This year’s Talk Back was relatively subdued. The long lines to access Hall H, the event’s largest venue where many of the high-profile Hollywood presentations take place, are a recurring topic during each year’s Talk Back. There was little mention, however, of this year’s most significant logistical change — the introduction of the “next day line” for queuing for wristband distribution for Hall H on the subsequent day. By distributing several waves of color-coded Hall H wristbands early in the evening and allowing people to leave the line once they have a wristband (with the ability to rejoin a similarly-banded friend holding their place in line or joining the end of the banded line), the new scheme essentially supplants the previous requirement to camp out all night with extended wait time during the preceding day. Given the lack of attendee commentary on the “next day line” during the Talk Back, expect this practice to continue next year.
Following the final events of the day, fans streamed out of the Convention Center as San Diego Comic-Con 2015 came to an end.

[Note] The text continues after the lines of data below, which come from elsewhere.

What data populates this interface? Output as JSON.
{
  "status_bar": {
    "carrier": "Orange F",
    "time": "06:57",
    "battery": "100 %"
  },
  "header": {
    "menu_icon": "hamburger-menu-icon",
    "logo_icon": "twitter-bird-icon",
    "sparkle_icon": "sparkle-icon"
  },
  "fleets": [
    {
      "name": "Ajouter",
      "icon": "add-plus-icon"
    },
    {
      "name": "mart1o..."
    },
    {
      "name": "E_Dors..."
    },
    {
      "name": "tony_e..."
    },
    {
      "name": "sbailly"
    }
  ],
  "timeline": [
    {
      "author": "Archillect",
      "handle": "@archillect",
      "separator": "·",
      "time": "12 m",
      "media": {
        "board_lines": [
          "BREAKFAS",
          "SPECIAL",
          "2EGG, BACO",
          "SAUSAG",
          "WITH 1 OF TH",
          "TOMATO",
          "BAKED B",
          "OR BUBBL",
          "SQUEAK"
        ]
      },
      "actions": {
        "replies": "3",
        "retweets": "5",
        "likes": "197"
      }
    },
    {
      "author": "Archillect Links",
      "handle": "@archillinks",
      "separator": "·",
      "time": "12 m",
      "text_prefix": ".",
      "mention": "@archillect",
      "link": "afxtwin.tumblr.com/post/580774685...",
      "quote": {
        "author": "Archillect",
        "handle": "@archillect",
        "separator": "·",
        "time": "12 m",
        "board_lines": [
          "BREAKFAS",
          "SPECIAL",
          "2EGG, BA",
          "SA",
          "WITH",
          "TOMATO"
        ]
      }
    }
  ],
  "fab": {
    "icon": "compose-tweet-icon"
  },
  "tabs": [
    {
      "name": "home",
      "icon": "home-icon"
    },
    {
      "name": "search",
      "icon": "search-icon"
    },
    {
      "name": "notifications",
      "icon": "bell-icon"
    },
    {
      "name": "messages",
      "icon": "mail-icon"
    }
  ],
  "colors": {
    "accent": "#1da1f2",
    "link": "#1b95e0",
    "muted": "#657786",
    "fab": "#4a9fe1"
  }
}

At the airport the following morning, the trip ended much like it began, with an advertisement for TBS’s Conan show appearing on the television monitors showing CNN in the airport. “Hope to see you next year!” the ad declared and, indeed, I hope to be back again for another Comic-Con International: San Diego in 2016.